Let the blunt truth be put out there, a President of Nigeria will never resign. Same applies to President Muhammadu Buhari. It is not possible, absolutely impossible. Even if he is on life support, just as we had it with late Umar Yar Adau; he will not.
Hence, the recent call by the Minority leader of the Senate, Abaribe Enyinnanya that President Muhammadu Buhari should resign; is not an actionable plan. It will serve the political rhetoric, which the opposition is expected to provide, However, it will not resolve the security crises.
Nevertheless, the Senate has given Mr. Buhari an easy option: sack the Service Chiefs. The blame for the continuous rise in insecurity has been placed firmly at the rightful place where it belongs; the feet of the service chiefs.
The overriding opinion is that these guys have overstayed their welcome. Therefore, the president should exercise his prerogative by firing them.
It seems simple and, in fact, it is simple.
Sack them, get more people who are hungry to get things done. The sacking of these men will be a lesson to those who will likely replace them. A good precedence for would-be successors.
Here is the real task before the minority leader and the entire opposition structure in the country. At federal and state level, a sustained pressure on the ruling party is needed. Indeed, the opposition party should show readiness to challenge the administration. The power to collaborate on security and also power to pressurize the government is essential.
Now is the time for the opposition party to set the platform for Abaribe to speak beyond the confines of the Red Chamber. He should be the poster boy of the renewed Peoples Democratic Party (PDP).
Is impeachment of President Buhari a viable option?
Opposition politics is beyond sending out press statements. It is about building and sustaining momentum. God knows the country needs such a movement to light up the fire and keep the government on its toes.
The danger posed by the challenge thrown to Buhari is simple. In fact, the opposition must ask themselves the option available if the President fails to heed its warning.
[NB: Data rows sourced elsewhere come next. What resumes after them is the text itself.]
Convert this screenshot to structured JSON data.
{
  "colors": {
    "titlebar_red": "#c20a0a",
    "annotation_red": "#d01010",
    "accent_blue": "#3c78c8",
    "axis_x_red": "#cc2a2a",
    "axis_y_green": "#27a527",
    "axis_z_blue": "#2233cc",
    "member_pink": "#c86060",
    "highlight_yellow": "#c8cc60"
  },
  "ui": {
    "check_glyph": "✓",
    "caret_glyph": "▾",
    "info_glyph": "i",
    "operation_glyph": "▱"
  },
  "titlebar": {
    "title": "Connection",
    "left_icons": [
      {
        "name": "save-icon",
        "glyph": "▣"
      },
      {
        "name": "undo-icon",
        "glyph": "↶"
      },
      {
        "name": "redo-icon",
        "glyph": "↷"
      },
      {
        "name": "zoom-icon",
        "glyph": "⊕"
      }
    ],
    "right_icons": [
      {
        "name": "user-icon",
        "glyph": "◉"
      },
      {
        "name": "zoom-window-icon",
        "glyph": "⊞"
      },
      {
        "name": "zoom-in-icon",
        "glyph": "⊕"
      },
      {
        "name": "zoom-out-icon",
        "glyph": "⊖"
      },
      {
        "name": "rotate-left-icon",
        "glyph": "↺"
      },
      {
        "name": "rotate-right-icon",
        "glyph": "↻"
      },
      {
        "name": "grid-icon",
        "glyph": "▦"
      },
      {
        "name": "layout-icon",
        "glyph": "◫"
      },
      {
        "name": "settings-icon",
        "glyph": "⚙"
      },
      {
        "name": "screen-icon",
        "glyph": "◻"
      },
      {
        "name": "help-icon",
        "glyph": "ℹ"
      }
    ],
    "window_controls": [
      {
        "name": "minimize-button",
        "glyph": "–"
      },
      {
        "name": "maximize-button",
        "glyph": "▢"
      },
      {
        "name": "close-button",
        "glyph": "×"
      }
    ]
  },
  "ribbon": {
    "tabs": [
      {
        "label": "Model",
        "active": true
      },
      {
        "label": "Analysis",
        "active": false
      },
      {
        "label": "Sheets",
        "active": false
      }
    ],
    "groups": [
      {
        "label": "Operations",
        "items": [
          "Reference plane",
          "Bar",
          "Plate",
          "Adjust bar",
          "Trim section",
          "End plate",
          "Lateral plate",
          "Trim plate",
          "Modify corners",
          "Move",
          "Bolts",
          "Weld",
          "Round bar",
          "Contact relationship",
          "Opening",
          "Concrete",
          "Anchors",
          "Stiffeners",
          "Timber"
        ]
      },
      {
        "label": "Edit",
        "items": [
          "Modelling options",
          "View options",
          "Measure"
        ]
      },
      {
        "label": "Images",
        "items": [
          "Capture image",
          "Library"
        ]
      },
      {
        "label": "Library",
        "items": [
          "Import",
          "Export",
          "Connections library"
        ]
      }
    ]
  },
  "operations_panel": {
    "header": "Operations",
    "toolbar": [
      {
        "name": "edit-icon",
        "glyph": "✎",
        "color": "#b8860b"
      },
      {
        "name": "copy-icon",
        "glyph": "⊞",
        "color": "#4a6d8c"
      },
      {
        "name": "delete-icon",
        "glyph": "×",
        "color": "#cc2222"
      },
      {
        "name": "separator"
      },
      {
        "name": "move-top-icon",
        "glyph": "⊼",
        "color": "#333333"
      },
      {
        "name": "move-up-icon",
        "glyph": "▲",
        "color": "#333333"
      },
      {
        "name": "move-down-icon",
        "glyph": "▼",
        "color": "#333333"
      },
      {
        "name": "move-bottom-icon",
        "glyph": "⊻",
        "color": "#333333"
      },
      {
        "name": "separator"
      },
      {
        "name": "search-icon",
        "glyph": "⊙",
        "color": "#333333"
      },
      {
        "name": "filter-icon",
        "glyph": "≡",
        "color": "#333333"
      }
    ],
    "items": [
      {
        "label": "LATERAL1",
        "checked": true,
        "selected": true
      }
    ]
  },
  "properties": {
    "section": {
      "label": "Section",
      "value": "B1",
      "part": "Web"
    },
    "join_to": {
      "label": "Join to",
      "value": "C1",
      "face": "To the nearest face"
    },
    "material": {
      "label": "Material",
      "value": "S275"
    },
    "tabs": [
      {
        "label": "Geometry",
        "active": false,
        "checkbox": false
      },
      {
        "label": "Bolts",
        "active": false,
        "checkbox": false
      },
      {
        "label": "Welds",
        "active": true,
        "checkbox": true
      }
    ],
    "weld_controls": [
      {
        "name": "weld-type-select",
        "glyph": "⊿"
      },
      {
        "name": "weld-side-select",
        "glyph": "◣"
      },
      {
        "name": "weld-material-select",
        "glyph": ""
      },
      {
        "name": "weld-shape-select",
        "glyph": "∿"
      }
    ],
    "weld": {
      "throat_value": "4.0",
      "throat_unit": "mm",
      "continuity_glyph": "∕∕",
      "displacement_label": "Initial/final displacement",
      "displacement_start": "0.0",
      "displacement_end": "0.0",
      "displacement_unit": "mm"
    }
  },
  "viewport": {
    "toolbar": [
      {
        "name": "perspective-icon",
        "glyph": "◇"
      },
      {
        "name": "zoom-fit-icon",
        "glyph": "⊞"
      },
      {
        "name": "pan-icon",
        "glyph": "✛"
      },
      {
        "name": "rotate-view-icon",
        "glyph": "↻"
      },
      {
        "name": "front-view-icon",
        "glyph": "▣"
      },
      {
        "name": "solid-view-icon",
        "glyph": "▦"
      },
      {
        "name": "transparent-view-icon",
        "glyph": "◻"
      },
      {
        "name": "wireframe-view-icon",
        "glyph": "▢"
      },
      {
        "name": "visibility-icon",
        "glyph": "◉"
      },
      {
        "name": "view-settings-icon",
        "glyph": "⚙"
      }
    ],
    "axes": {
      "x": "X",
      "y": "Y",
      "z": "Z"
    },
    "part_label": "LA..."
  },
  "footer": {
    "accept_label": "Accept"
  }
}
This brings us to the most dangerous option: removing the President. Section 143 of the 1999 constitution, which deals with impeachment of the executive; is one of the most impractical aspects of the constitution.
According to section 143 of the 1999 constitution; a written notice of the impeachment allegations must be signed by 1/3 of the entire members of the National Assembly; (both Senate and House of Reps, which would be 157 members) and submitted to the President of the Senate.
The notice, according to section 143 (2a, b), must be detailed and specific, showing the violations.
Virile opposition essential to Nigeria’s democracy
The President of the Senate, upon receiving the notice of impeachment within seven days, sends a copy to the President.
The President has 14 days to reply. Nevertheless, whether the President replies or not, both chambers separately must through a motion vote commence proceedings with the investigation.
Equally important, the required vote is 2/3 of each member in both chambers. If the motion to investigate is passed within another seven days; the President of the Senate will inform the Chief Justice of the Federation to set up a panel. This panel will comprise seven persons, who are not members of any public service, legislative house or political party.
As a matter of fact, this is actually half of what is required to get impeachment underway.
The simple fact is; resignation or impeachment is not the option. The opposition in Nigeria needs to step up.